The Golden Deer of Eurasia: Scythian and Sarmatian Treasures from the Russian Steppes

Between 1986 and 1990, hundreds of astonishing objects, ornately carved and decorated in a unique style and covered in gold, were excavated at an archaeological site outside the village of Filippovka, located on the open steppes of southern Russia. Created by nomads living in the southern Ural Mountain region of Russia, these distinctive works from Filippovka represent one of the most important caches of early nomadic Eurasian art. Dating from the fifth to fourth century B.C., these treasures are characterized by the extensive use of animal imagery—most notably that of deerlike creatures of wood overlaid with sheets of gold and silver—along with other striking objects of precious metals. Sixteen impressive wooden stags from the new find—some almost two feet in height and covered with gold and silver—are the centerpiece of the exhibition.

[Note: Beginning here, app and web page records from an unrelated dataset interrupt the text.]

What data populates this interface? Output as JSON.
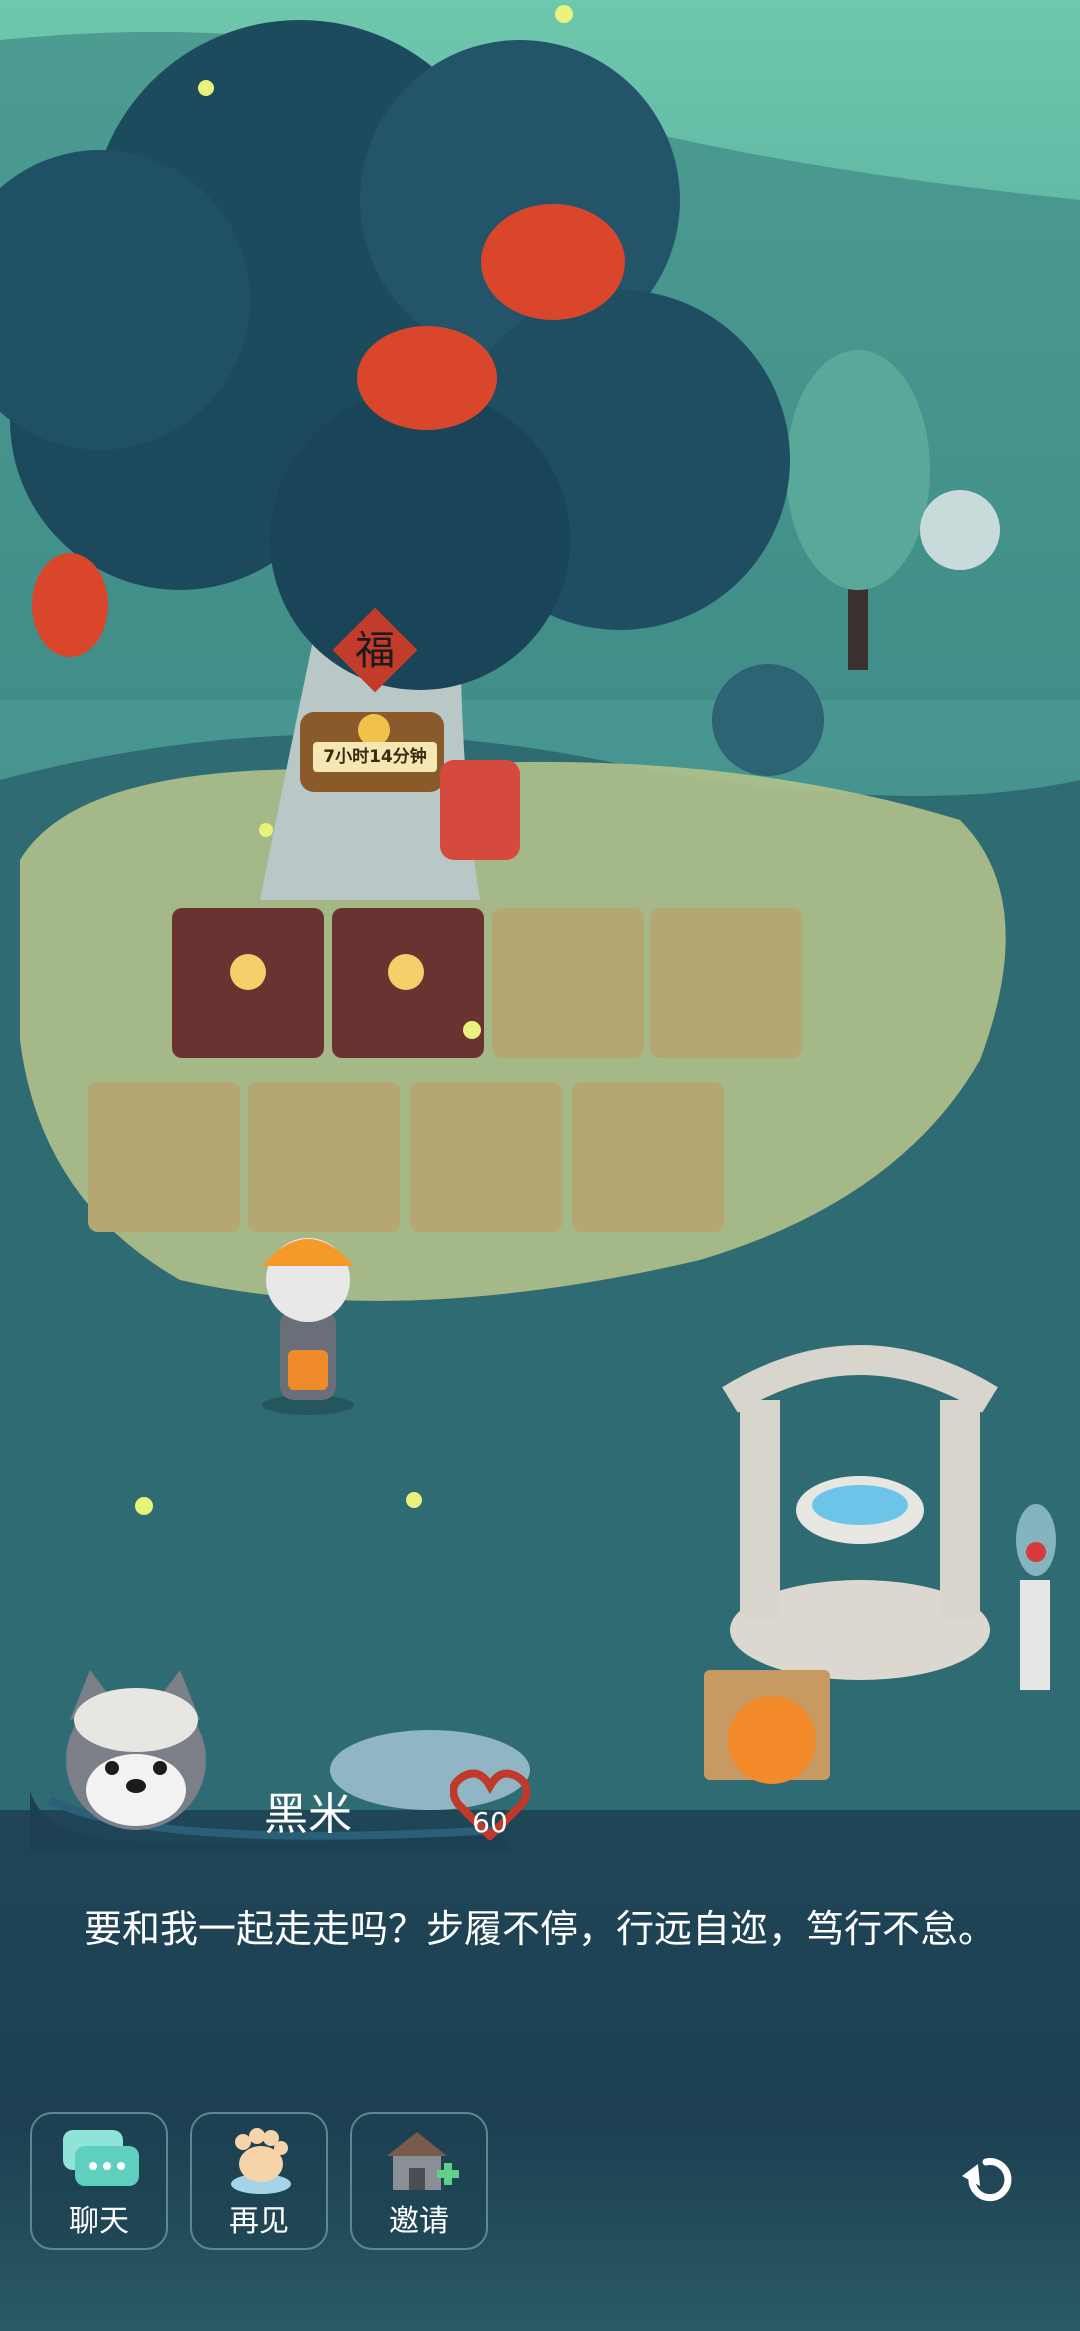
{
  "tree": {
    "sign_char": "福",
    "timer": "7小时14分钟"
  },
  "npc": {
    "name": "黑米",
    "affection": "60"
  },
  "dialog": {
    "text": "要和我一起走走吗？步履不停，行远自迩，笃行不怠。"
  },
  "actions": [
    {
      "label": "聊天",
      "icon": "chat-icon"
    },
    {
      "label": "再见",
      "icon": "paw-icon"
    },
    {
      "label": "邀请",
      "icon": "invite-house-icon"
    }
  ],
  "colors": {
    "dialog_bg": "#1f4556",
    "heart": "#c0392b",
    "lantern": "#d9462c",
    "soil_tilled": "#6a3230"
  }
}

This exhibition presents some two hundred of these dazzling works, which have never before been on public display.